  • Sales tax collections down

    Cumberland County Finance Director Nathan Brock reported to the Cumberland County Budget Committee that local option sales tax collections have fallen below budgeted projections for the 2013-'14 fiscal year.

    April 19, 2014

  • Motion to toss evidence in burglary denied

    A defense motion to have evidence seized by deputies searching for a man who fled warrant service thrown out failed when deputies testified they had oral permission from the defendant's son to search the residence the father and son share.

    April 18, 2014

  • donate life.jpg Organ donation gives man new lease on life

    Travis Hodges has a new lease on life, thanks to a selfless gift a young father made the year before.

    April 18, 2014 1 Photo

  • Fireworks, sign change get council OK

    While the April Crossville City Council meeting was generally a calm one, there were some fireworks on the agenda.

    April 18, 2014

  • quackers at the library.jpg Spring jamboree

    April 17, 2014 1 Photo

  • Suspect charged in Sportsman Club break-in

    A Crossville man has been arrested and charged in connection with the burglary of a shooting club's building in the county that occurred last week, according to arrest reports.

    April 17, 2014

  • Panel discusses auditing hotel/motel tax collections

    Commissioners on the budget committee discussed the possibility of auditing hotels and motels in the county regarding the collection of hotel/motel tax collection figures being down.

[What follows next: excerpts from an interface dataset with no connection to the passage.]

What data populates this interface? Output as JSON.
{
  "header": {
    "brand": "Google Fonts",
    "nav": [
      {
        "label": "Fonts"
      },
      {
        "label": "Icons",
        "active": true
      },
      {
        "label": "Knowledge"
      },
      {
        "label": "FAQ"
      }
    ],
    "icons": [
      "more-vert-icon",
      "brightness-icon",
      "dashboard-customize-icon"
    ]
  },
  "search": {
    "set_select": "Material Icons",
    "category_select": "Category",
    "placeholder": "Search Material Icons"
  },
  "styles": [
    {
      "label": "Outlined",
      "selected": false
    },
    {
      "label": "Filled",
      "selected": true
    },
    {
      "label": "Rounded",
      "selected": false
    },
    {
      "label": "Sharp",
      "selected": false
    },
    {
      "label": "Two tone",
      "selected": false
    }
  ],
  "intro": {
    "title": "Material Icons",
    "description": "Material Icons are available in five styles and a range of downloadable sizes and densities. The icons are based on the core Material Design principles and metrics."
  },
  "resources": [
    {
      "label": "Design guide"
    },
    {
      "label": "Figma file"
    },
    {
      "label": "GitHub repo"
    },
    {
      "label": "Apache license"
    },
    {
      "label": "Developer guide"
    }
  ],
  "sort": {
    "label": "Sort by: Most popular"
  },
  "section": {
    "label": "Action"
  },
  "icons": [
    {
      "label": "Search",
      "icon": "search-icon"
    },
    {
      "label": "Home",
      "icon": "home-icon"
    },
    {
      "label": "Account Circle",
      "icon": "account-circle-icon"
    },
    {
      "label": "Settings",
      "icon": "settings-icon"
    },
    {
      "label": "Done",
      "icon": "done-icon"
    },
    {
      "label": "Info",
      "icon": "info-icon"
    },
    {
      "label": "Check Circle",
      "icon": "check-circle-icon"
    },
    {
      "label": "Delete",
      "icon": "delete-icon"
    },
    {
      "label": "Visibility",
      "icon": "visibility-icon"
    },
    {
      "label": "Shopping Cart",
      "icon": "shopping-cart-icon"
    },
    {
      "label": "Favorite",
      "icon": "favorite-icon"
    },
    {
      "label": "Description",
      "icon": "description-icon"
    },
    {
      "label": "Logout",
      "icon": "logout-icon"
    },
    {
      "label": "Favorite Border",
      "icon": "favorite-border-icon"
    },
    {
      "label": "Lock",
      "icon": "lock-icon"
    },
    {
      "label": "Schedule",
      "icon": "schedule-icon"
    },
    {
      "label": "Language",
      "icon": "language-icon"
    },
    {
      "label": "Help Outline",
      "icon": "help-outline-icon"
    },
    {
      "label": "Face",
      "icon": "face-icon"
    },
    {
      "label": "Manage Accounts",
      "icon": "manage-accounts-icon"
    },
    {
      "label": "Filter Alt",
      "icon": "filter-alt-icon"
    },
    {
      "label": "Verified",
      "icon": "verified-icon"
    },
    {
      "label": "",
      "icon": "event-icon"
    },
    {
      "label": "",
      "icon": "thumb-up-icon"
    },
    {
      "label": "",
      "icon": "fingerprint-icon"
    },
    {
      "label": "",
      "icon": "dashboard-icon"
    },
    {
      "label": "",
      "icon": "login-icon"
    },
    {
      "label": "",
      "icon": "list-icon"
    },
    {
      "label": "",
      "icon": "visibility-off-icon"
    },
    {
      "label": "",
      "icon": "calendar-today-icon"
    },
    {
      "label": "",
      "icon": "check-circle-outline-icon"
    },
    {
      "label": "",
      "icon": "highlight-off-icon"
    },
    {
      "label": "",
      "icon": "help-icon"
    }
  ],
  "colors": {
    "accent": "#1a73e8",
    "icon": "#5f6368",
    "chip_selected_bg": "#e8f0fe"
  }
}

    April 17, 2014

  • Repent burglar must serve time

    Some defendants cry, because they get caught, and others are tearful with remorse. No one in the courtroom doubted Robert Killeen's sincerity when he apologized to his victim, his loved ones and supporters for committing crimes against an elderly widow, stealing the money her late husband left her.

    April 17, 2014

  • Panel OKs budget amendments

    The Cumberland County Budget Committee approved a $134,506 budget amendment for the Cumberland County Solid Waste Department in order to accept a grant from the Tennessee Department of Environment and Conservation for enhanced waste oil collection.

    April 16, 2014

Marketplace Marquee
Parade
Must Read
Section Teases
Seasonal Content
AP Video
Captain of Sunken SKorean Ferry Arrested Raw: Fire Destroys 3 N.J. Beachfront Homes Raw: Pope Presides Over Good Friday Mass Raw: Space X Launches to Space Station Superheroes Descend on Capitol Mall Man Charged in Kansas City Highway Shootings Obama Awards Navy Football Trophy Anti-semitic Leaflets Posted in Eastern Ukraine Raw: Magnitude-7.2 Earthquake Shakes Mexico City Ceremony at MIT Remembers One of Boston's Finest Raw: Students Hurt in Colo. School Bus Crash Raw: Church Tries for Record With Chalk Jesus Raw: Faithful Celebrate Good Friday Worldwide Deadly Avalanche Sweeps Slopes of Mount Everest Police Arrest Suspect in Highway Shootings Drought Concerns May Hurt Lake Tourism Vermont Goat Meat Gives Refugees Taste of Home Calif. Investigators Re-construct Fatal Bus Cras Mayor Rob Ford Launches Re-election Campaign Appellate Court Hears Okla. Gay Marriage Case
Hyperlocal Search
Premier Guide
Find a business

Walking Fingers
Maps, Menus, Store hours, Coupons, and more...
Premier Guide
Weather Radar
2014 Readers' Choice